__Required action__
Using the data below, copy each line that includes the word "true".

** Available data follows **

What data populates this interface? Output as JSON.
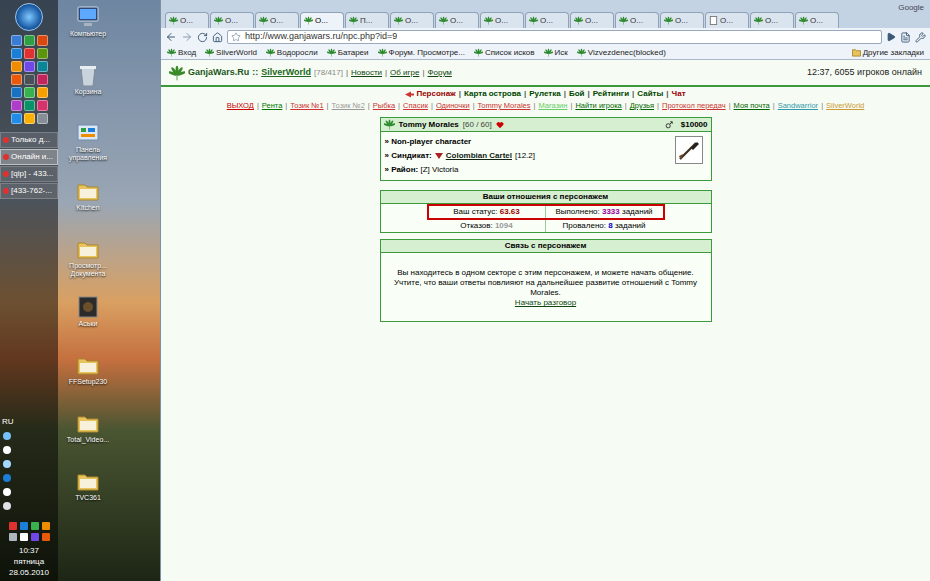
{
  "taskbar": {
    "buttons": [
      {
        "label": "Только д...",
        "selected": false
      },
      {
        "label": "Онлайн и...",
        "selected": true
      },
      {
        "label": "[qip] - 433...",
        "selected": false
      },
      {
        "label": "[433-762-...",
        "selected": false
      }
    ],
    "language": "RU",
    "clock": {
      "time": "10:37",
      "day": "пятница",
      "date": "28.05.2010"
    }
  },
  "desktop": {
    "icons": [
      {
        "label": "Компьютер",
        "kind": "computer"
      },
      {
        "label": "Корзина",
        "kind": "trash"
      },
      {
        "label": "Панель управления",
        "kind": "control"
      },
      {
        "label": "Kitchen",
        "kind": "folder"
      },
      {
        "label": "Просмотр... Документа",
        "kind": "folder"
      },
      {
        "label": "Аськи",
        "kind": "dark"
      },
      {
        "label": "FFSetup230",
        "kind": "folder"
      },
      {
        "label": "Total_Video...",
        "kind": "folder"
      },
      {
        "label": "TVC361",
        "kind": "folder"
      }
    ]
  },
  "browser": {
    "brand": "Google",
    "tabs": [
      {
        "label": "О...",
        "selected": false,
        "kind": "leaf"
      },
      {
        "label": "О...",
        "selected": false,
        "kind": "leaf"
      },
      {
        "label": "О...",
        "selected": false,
        "kind": "leaf"
      },
      {
        "label": "О...",
        "selected": true,
        "kind": "leaf"
      },
      {
        "label": "П...",
        "selected": false,
        "kind": "leaf"
      },
      {
        "label": "О...",
        "selected": false,
        "kind": "leaf"
      },
      {
        "label": "О...",
        "selected": false,
        "kind": "leaf"
      },
      {
        "label": "О...",
        "selected": false,
        "kind": "leaf"
      },
      {
        "label": "О...",
        "selected": false,
        "kind": "leaf"
      },
      {
        "label": "О...",
        "selected": false,
        "kind": "leaf"
      },
      {
        "label": "О...",
        "selected": false,
        "kind": "leaf"
      },
      {
        "label": "О...",
        "selected": false,
        "kind": "leaf"
      },
      {
        "label": "О...",
        "selected": false,
        "kind": "doc"
      },
      {
        "label": "О...",
        "selected": false,
        "kind": "leaf"
      },
      {
        "label": "О...",
        "selected": false,
        "kind": "leaf"
      }
    ],
    "url": "http://www.ganjawars.ru/npc.php?id=9",
    "bookmarks": [
      "Вход",
      "SilverWorld",
      "Водоросли",
      "Батареи",
      "Форум. Просмотре...",
      "Список исков",
      "Иск",
      "Vizvezdenec(blocked)"
    ],
    "other_bookmarks": "Другие закладки"
  },
  "page": {
    "header": {
      "site": "GanjaWars.Ru",
      "separator": "::",
      "world": "SilverWorld",
      "world_stats": "[78/417]",
      "link_separator": "|",
      "links": [
        "Новости",
        "Об игре",
        "Форум"
      ],
      "online": "12:37, 6055 игроков онлайн"
    },
    "nav": {
      "separator": "|",
      "items": [
        {
          "label": "Персонаж",
          "selected": true,
          "color": "#990000"
        },
        {
          "label": "Карта острова",
          "selected": false,
          "color": "#004400"
        },
        {
          "label": "Рулетка",
          "selected": false,
          "color": "#004400"
        },
        {
          "label": "Бой",
          "selected": false,
          "color": "#004400"
        },
        {
          "label": "Рейтинги",
          "selected": false,
          "color": "#004400"
        },
        {
          "label": "Сайты",
          "selected": false,
          "color": "#004400"
        },
        {
          "label": "Чат",
          "selected": false,
          "color": "#990000"
        }
      ]
    },
    "sub_nav": {
      "separator": "|",
      "items": [
        {
          "label": "ВЫХОД",
          "color": "#cc0000"
        },
        {
          "label": "Рента",
          "color": "#007700"
        },
        {
          "label": "Тозик №1",
          "color": "#cc3333"
        },
        {
          "label": "Тозик №2",
          "color": "#999999"
        },
        {
          "label": "Рыбка",
          "color": "#cc3333"
        },
        {
          "label": "Спасик",
          "color": "#cc3333"
        },
        {
          "label": "Одиночки",
          "color": "#cc3333"
        },
        {
          "label": "Tommy Morales",
          "color": "#cc3333"
        },
        {
          "label": "Магазин",
          "color": "#66cc66"
        },
        {
          "label": "Найти игрока",
          "color": "#006600"
        },
        {
          "label": "Друзья",
          "color": "#006600"
        },
        {
          "label": "Протокол передач",
          "color": "#cc3333"
        },
        {
          "label": "Моя почта",
          "color": "#006600"
        },
        {
          "label": "Sandwarrior",
          "color": "#3399aa"
        },
        {
          "label": "SilverWorld",
          "color": "#cc9933"
        }
      ]
    },
    "npc": {
      "name": "Tommy Morales",
      "hp": "[60 / 60]",
      "money": "$10000",
      "bullet": "»",
      "type": "Non-player character",
      "syndicate_label": "Синдикат:",
      "syndicate": "Colombian Cartel",
      "syndicate_level": "[12.2]",
      "district_label": "Район:",
      "district": "[Z] Victoria"
    },
    "relations": {
      "title": "Ваши отношения с персонажем",
      "rows": [
        {
          "highlighted": true,
          "cells": [
            {
              "label": "Ваш статус:",
              "value": "63.63",
              "suffix": "",
              "color": "#990000"
            },
            {
              "label": "Выполнено:",
              "value": "3333",
              "suffix": "заданий",
              "color": "#990099"
            }
          ]
        },
        {
          "highlighted": false,
          "cells": [
            {
              "label": "Отказов:",
              "value": "1094",
              "suffix": "",
              "color": "#999999"
            },
            {
              "label": "Провалено:",
              "value": "8",
              "suffix": "заданий",
              "color": "#0000cc"
            }
          ]
        }
      ]
    },
    "contact": {
      "title": "Связь с персонажем",
      "text": "Вы находитесь в одном секторе с этим персонажем, и можете начать общение. Учтите, что ваши ответы повлияют на дальнейшее развитие отношений с Tommy Morales.",
      "link": "Начать разговор"
    }
  }
}
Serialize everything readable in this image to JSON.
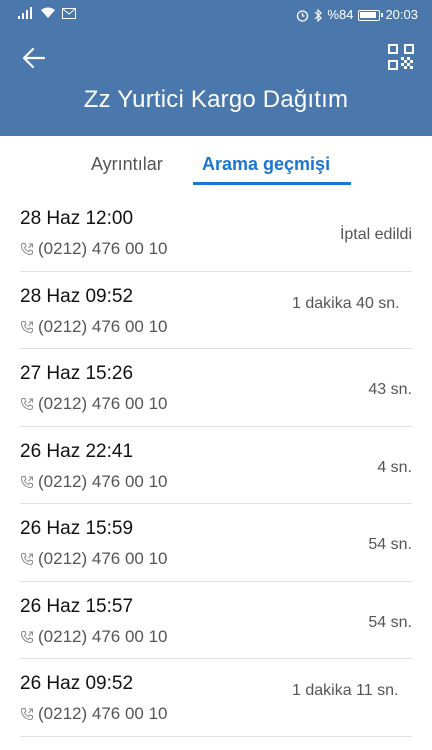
{
  "status_bar": {
    "battery_text": "%84",
    "battery_level": 0.84,
    "time": "20:03"
  },
  "header": {
    "title": "Zz Yurtici Kargo Dağıtım",
    "background_color": "#4a78ad"
  },
  "tabs": [
    {
      "label": "Ayrıntılar",
      "active": false
    },
    {
      "label": "Arama geçmişi",
      "active": true
    }
  ],
  "accent_color": "#1976d2",
  "calls": [
    {
      "date": "28 Haz 12:00",
      "number": "(0212) 476 00 10",
      "duration": "İptal edildi"
    },
    {
      "date": "28 Haz 09:52",
      "number": "(0212) 476 00 10",
      "duration": "1 dakika 40 sn."
    },
    {
      "date": "27 Haz 15:26",
      "number": "(0212) 476 00 10",
      "duration": "43 sn."
    },
    {
      "date": "26 Haz 22:41",
      "number": "(0212) 476 00 10",
      "duration": "4 sn."
    },
    {
      "date": "26 Haz 15:59",
      "number": "(0212) 476 00 10",
      "duration": "54 sn."
    },
    {
      "date": "26 Haz 15:57",
      "number": "(0212) 476 00 10",
      "duration": "54 sn."
    },
    {
      "date": "26 Haz 09:52",
      "number": "(0212) 476 00 10",
      "duration": "1 dakika 11 sn."
    }
  ]
}
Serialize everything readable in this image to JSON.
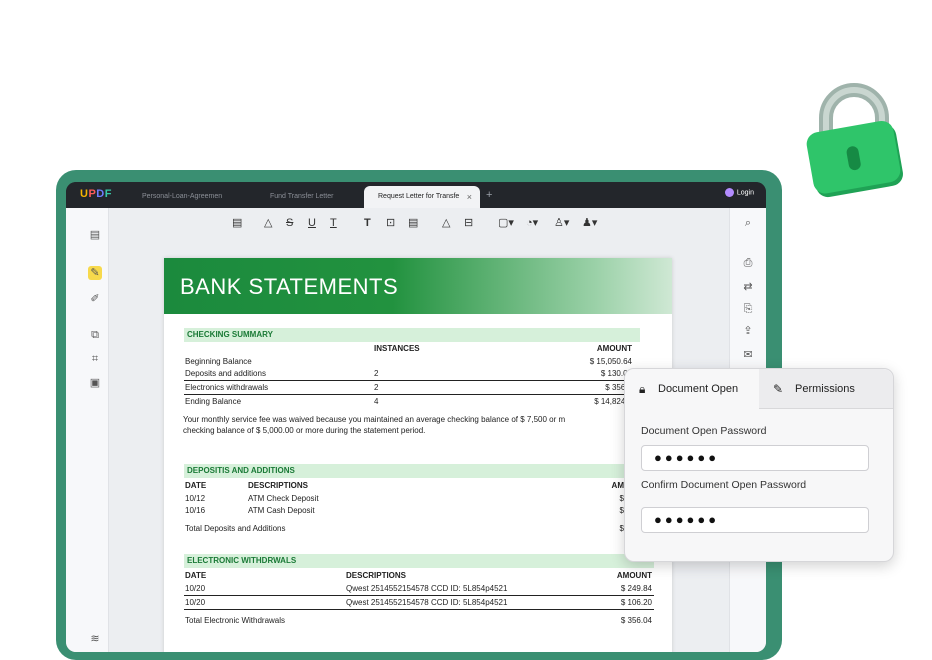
{
  "app": {
    "logo": {
      "u": "U",
      "p": "P",
      "d": "D",
      "f": "F"
    },
    "tabs": [
      {
        "label": "Personal-Loan-Agreemen"
      },
      {
        "label": "Fund Transfer Letter"
      },
      {
        "label": "Request Letter for Transfe"
      }
    ],
    "tab_close": "×",
    "add_tab": "+",
    "login": "Login"
  },
  "toolbar": {
    "strikethrough": "S",
    "underline": "U",
    "text_t": "T",
    "text_tool": "T"
  },
  "document": {
    "title": "BANK STATEMENTS",
    "checking": {
      "heading": "CHECKING SUMMARY",
      "col_instances": "INSTANCES",
      "col_amount": "AMOUNT",
      "rows": [
        {
          "label": "Beginning Balance",
          "instances": "",
          "amount": "$ 15,050.64"
        },
        {
          "label": "Deposits and additions",
          "instances": "2",
          "amount": "$ 130.00"
        },
        {
          "label": "Electronics withdrawals",
          "instances": "2",
          "amount": "$ 356.0"
        },
        {
          "label": "Ending Balance",
          "instances": "4",
          "amount": "$ 14,824.6"
        }
      ],
      "note_line1": "Your monthly service fee was waived because you maintained an average checking balance of $ 7,500 or m",
      "note_line2": "checking balance of $ 5,000.00 or more during the statement period."
    },
    "deposits": {
      "heading": "DEPOSITIS AND ADDITIONS",
      "col_date": "DATE",
      "col_desc": "DESCRIPTIONS",
      "col_amount": "AM",
      "rows": [
        {
          "date": "10/12",
          "desc": "ATM Check Deposit",
          "amount": "$"
        },
        {
          "date": "10/16",
          "desc": "ATM Cash Deposit",
          "amount": "$"
        }
      ],
      "total_label": "Total Deposits and Additions",
      "total_amount": "$"
    },
    "withdrawals": {
      "heading": "ELECTRONIC WITHDRWALS",
      "col_date": "DATE",
      "col_desc": "DESCRIPTIONS",
      "col_amount": "AMOUNT",
      "rows": [
        {
          "date": "10/20",
          "desc": "Qwest 2514552154578 CCD ID: 5L854p4521",
          "amount": "$ 249.84"
        },
        {
          "date": "10/20",
          "desc": "Qwest 2514552154578 CCD ID: 5L854p4521",
          "amount": "$ 106.20"
        }
      ],
      "total_label": "Total Electronic Withdrawals",
      "total_amount": "$ 356.04"
    }
  },
  "security_panel": {
    "tab_open": "Document Open",
    "tab_permissions": "Permissions",
    "password_label": "Document Open Password",
    "password_value": "●●●●●●",
    "confirm_label": "Confirm Document Open Password",
    "confirm_value": "●●●●●●"
  },
  "colors": {
    "device_frame": "#3a8f72",
    "banner_green": "#1b8a3d",
    "section_bg": "#d6f0da",
    "lock_green": "#2fc56a"
  }
}
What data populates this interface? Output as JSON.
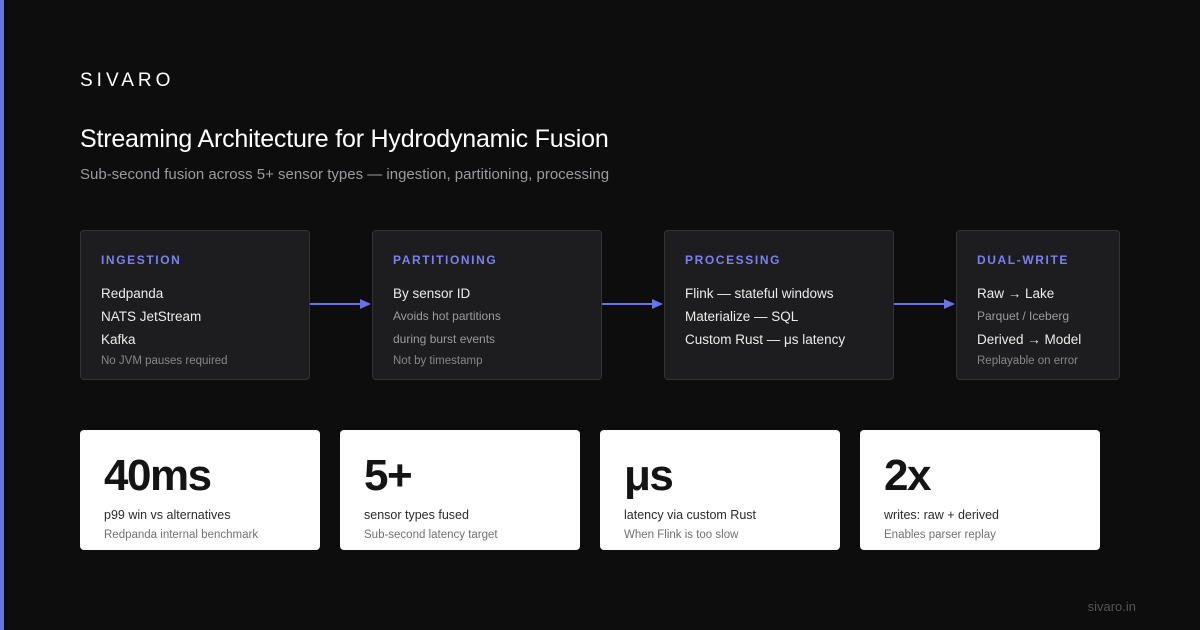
{
  "brand": "SIVARO",
  "title": "Streaming Architecture for Hydrodynamic Fusion",
  "subtitle": "Sub-second fusion across 5+ sensor types — ingestion, partitioning, processing",
  "colors": {
    "background": "#0d0d0d",
    "accent": "#6b72e8",
    "card": "#1d1d1f",
    "metric_card": "#ffffff"
  },
  "stages": [
    {
      "label": "INGESTION",
      "lines": [
        {
          "text": "Redpanda",
          "style": "main"
        },
        {
          "text": "NATS JetStream",
          "style": "main"
        },
        {
          "text": "Kafka",
          "style": "main"
        }
      ],
      "footnote": "No JVM pauses required"
    },
    {
      "label": "PARTITIONING",
      "lines": [
        {
          "text": "By sensor ID",
          "style": "main"
        },
        {
          "text": "Avoids hot partitions",
          "style": "sub"
        },
        {
          "text": "during burst events",
          "style": "sub"
        }
      ],
      "footnote": "Not by timestamp"
    },
    {
      "label": "PROCESSING",
      "lines": [
        {
          "text": "Flink — stateful windows",
          "style": "main"
        },
        {
          "text": "Materialize — SQL",
          "style": "main"
        },
        {
          "text": "Custom Rust — μs latency",
          "style": "main"
        }
      ],
      "footnote": ""
    },
    {
      "label": "DUAL-WRITE",
      "lines": [
        {
          "text": "Raw → Lake",
          "style": "main"
        },
        {
          "text": "Parquet / Iceberg",
          "style": "sub"
        },
        {
          "text": "Derived → Model",
          "style": "main"
        }
      ],
      "footnote": "Replayable on error"
    }
  ],
  "metrics": [
    {
      "value": "40ms",
      "label": "p99 win vs alternatives",
      "note": "Redpanda internal benchmark"
    },
    {
      "value": "5+",
      "label": "sensor types fused",
      "note": "Sub-second latency target"
    },
    {
      "value": "μs",
      "label": "latency via custom Rust",
      "note": "When Flink is too slow"
    },
    {
      "value": "2x",
      "label": "writes: raw + derived",
      "note": "Enables parser replay"
    }
  ],
  "footer_url": "sivaro.in"
}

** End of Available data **

__Reply to the exercise__
        "selected": true
        "selected": true,
          "selected": true,
          "highlighted": true,
      "active": true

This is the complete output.